Down at the mouth of the Southwick Water goosander and common sandpiper have been spotted this week. One of our residential volunteers found a recently predated sandwich tern on the beach and reported sighting 4 flying over the rocks at Southerness. A single swift was spotted whilst working at the back of the wetlands on Monday whilst a magnificent peregrine falcon has been hunting around Bruiach hide. A rare sight for Mersehead, red kite has been seen soaring over the reserve this week. The barn owl is a guaranteed sight in the evening as it silently and gracefully flies from the farm buildings to the merse to hunt. Lesser redpoll has been present on the bird feeders at the Visitor Centre.
On Thursday, residential volunteer Tracey was out completing the weekly butterfly transect; 51 green-veined white, 1 common blue, 8 meadow brown and 9 ringlet were recorded. Tracey also spotted a 6-spot burnet and lattice heath on the way round too.
Common sandpiper by Andy Hays
What can be seen at Mersehead at the moment?
In his separate blog below, Daniel provides a good summary of the birds which are currently on show at Mersehead. In addition, a male Siskin is occasionally popping by the bird feeders at the Visitor Centre and I’m sorry to say I missed the male Sparrowhawk taking a bird from the feeders earlier in the week. Sorry in both senses.
Good numbers of Lapwings (approximately 60) are still out on the fields with smaller numbers of Curlew.
Photo - Andy Hay, (RSPB Images]
However, it’s the creepy crawlies which are out in abundance.
Green-veined Whites, Ringlets, Meadow browns and Common blues were all out taking advantage of the sun early in the week. Keep an eye on the verges and hedgerows for the first three of these but they shouldn’t be too hard to spot as they flit from one flower to another. The common blues were only seen on the sand dunes amongst the marram grass and if one hadn’t landed on a flower directly in front of me and closed its wings, I’d have struggled to identify it from the flash of blue that went past me.
Also spotted during a break in the rain were good numbers of cinnabar moth caterpillars munching away on their favourite food, ragwort.
While we didn’t get the larger moths, or many, in our moth trap earlier in the week, we did see four Brown-line Bright-eye and one Lunar Yellow Underwing. We’ll be trying again next week so will keep you updated of our discoveries.

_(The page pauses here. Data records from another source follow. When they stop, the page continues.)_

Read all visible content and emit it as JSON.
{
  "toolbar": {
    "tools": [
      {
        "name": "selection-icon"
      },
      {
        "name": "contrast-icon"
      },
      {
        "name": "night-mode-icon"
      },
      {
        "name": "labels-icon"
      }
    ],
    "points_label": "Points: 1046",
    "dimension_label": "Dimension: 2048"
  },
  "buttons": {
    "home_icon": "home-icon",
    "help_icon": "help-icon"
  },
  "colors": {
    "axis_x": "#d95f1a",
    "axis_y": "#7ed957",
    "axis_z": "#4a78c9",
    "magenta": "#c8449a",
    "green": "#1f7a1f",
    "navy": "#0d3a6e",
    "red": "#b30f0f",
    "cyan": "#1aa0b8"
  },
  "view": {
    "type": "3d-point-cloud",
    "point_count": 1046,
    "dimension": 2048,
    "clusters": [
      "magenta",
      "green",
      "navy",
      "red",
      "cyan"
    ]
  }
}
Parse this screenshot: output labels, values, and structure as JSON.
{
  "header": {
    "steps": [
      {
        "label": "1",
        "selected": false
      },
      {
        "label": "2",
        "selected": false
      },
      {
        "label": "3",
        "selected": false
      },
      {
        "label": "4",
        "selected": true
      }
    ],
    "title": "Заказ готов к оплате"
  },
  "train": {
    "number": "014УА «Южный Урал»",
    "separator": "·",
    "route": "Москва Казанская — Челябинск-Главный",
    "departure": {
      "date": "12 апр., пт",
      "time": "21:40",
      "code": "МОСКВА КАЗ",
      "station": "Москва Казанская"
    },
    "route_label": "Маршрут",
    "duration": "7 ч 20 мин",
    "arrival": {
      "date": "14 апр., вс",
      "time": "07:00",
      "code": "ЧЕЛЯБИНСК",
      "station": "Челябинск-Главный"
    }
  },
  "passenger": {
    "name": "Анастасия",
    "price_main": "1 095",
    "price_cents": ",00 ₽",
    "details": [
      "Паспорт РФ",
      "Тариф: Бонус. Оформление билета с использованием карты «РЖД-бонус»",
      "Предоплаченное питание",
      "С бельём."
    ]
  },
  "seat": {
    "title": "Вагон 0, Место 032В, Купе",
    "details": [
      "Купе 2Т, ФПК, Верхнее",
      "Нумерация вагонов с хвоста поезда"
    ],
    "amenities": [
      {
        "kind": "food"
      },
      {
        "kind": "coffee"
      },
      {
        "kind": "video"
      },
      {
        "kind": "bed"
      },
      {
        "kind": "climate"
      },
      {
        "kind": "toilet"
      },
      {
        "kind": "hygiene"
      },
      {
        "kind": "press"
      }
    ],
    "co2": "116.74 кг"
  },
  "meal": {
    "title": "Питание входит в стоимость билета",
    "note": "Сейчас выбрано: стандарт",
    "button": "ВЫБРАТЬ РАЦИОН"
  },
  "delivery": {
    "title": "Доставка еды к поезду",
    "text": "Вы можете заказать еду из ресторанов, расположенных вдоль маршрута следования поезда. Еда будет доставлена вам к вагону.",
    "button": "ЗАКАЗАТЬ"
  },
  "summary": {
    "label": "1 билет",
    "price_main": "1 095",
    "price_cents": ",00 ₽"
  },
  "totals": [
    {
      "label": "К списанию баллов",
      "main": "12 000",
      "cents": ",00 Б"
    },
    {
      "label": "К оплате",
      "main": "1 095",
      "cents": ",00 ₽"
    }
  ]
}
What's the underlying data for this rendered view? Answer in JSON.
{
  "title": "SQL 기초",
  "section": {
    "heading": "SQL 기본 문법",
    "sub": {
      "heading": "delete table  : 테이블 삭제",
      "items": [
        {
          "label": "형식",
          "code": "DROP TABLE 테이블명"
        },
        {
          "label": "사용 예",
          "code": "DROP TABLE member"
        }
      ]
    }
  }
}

While sweeping the hides today I spotted this little jumping spider (possibly a Zebra spider – but if you have any better idea’s please let us know) with a fly in its mouth. It must have just caught the fly as it was still wiggling, though not for long. Luckily it stayed still just long enough for me to get this photo.
Photo - Tracey Samuel-Smith